Using the entries below, copy out all lines where "Configuration" is found.

DATA below:

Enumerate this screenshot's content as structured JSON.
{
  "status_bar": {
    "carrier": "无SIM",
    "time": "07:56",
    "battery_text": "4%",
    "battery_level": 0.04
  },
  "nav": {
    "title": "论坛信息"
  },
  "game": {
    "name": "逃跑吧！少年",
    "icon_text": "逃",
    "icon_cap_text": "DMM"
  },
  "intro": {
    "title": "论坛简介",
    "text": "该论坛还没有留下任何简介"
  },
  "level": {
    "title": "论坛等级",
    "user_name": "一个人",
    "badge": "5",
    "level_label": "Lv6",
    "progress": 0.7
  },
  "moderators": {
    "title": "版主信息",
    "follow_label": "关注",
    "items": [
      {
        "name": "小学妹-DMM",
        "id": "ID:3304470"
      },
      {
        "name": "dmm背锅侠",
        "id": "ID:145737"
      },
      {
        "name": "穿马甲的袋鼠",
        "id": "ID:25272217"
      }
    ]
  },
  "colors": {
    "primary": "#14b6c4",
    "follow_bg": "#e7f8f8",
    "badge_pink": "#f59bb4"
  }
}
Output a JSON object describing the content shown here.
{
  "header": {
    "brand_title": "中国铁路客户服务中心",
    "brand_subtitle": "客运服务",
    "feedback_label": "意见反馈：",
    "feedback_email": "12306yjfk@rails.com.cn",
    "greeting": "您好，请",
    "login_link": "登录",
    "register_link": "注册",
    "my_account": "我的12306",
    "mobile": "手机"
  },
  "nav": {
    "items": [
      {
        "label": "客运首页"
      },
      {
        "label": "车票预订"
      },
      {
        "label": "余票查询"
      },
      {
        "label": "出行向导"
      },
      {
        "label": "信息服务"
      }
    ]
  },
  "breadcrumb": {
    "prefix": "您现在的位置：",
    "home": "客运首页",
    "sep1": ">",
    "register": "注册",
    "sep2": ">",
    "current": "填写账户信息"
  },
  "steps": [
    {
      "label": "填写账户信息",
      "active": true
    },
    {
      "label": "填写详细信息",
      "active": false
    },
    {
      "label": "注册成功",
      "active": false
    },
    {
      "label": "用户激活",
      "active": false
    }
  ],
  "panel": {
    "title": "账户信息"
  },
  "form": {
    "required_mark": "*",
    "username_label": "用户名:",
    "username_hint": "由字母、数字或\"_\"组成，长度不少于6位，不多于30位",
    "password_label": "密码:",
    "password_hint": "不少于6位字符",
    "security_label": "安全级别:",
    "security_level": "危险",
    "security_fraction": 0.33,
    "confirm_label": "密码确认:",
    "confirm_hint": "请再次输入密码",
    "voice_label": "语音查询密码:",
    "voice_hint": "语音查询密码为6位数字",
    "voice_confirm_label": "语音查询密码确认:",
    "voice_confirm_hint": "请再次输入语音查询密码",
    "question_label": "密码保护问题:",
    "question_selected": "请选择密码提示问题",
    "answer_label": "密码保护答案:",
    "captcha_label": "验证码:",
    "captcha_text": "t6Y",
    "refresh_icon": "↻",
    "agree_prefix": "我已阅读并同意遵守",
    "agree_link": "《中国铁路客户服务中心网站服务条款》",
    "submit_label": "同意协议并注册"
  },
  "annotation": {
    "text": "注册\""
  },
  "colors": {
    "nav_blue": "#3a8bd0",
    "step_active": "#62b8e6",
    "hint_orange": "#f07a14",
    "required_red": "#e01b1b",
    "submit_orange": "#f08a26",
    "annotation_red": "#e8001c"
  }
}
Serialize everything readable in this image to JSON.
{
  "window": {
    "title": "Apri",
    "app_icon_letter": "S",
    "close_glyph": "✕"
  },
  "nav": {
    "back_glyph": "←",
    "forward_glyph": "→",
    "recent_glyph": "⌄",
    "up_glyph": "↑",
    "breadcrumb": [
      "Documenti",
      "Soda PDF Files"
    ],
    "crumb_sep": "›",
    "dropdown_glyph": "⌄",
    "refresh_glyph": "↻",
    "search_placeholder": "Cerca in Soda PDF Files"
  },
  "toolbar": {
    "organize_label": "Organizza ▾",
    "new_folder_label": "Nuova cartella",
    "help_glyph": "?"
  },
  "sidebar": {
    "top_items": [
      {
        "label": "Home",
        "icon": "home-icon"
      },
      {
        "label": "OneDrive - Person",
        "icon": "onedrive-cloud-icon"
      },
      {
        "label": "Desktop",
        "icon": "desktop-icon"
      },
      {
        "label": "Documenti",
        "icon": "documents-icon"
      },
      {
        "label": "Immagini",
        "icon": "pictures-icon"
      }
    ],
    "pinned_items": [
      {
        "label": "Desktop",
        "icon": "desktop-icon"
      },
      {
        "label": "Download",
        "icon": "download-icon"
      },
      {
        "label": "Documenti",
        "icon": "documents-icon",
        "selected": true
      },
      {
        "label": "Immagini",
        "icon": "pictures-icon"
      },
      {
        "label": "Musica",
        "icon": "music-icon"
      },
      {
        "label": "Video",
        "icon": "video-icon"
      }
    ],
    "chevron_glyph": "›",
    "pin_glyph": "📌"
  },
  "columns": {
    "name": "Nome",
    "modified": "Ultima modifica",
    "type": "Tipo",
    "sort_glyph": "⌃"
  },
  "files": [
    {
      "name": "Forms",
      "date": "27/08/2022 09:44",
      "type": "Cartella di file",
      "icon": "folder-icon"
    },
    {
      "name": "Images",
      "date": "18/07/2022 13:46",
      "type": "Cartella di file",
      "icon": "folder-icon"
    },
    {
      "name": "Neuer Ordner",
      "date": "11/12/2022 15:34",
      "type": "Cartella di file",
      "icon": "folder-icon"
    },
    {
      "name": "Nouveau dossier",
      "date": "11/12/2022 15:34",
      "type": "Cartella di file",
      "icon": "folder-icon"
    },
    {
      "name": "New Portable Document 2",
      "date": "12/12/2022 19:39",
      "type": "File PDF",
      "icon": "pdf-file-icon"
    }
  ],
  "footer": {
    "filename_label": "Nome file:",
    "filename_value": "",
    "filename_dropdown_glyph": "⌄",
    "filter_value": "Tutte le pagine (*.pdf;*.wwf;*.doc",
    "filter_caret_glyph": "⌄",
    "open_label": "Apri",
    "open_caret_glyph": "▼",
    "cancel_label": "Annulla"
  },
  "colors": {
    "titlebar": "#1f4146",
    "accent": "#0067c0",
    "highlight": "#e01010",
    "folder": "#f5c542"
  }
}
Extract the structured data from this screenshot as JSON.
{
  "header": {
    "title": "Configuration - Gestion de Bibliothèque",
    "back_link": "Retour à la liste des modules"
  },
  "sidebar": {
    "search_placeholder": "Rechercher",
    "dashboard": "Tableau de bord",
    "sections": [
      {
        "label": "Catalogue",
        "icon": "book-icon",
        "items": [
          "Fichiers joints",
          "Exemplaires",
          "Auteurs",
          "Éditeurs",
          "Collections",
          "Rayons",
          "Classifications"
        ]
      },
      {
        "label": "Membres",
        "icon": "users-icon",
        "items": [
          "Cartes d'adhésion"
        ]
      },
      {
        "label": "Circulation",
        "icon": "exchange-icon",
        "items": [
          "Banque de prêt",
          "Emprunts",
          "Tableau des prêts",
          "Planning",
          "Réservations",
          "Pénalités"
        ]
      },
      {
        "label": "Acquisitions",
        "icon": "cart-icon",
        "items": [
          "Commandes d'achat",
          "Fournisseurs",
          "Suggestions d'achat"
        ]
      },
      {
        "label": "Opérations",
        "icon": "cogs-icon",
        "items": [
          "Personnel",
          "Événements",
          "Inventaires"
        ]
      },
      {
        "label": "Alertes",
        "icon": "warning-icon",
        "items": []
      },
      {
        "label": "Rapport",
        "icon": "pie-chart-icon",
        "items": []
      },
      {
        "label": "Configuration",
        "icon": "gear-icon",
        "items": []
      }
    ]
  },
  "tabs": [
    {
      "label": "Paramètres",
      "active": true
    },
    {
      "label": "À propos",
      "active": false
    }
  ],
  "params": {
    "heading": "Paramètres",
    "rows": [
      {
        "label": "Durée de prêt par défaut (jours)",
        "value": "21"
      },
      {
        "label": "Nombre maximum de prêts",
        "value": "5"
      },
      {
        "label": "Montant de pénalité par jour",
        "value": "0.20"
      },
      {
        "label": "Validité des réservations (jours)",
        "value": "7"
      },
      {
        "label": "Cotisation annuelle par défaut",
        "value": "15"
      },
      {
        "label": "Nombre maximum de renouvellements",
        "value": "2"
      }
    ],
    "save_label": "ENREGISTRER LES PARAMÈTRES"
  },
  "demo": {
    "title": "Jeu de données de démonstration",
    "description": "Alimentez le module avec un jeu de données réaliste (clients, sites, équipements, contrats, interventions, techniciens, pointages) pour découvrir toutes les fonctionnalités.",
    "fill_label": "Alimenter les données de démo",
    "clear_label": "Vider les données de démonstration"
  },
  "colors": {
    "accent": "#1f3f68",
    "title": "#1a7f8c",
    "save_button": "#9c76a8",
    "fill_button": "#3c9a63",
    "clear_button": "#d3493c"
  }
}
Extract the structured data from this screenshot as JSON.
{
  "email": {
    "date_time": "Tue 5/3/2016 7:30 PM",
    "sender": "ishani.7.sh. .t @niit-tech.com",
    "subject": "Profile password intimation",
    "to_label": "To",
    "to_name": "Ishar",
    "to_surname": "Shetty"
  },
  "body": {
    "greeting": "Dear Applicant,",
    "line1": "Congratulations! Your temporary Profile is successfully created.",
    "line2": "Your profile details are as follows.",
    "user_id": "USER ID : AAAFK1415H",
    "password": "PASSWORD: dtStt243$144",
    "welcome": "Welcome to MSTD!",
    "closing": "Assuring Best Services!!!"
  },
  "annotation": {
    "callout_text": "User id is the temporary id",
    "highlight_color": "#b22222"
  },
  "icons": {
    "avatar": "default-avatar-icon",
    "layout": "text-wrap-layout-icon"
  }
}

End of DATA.

TASK OUTPUT =
    "title": "Configuration - Gestion de Bibliothèque",
        "label": "Configuration",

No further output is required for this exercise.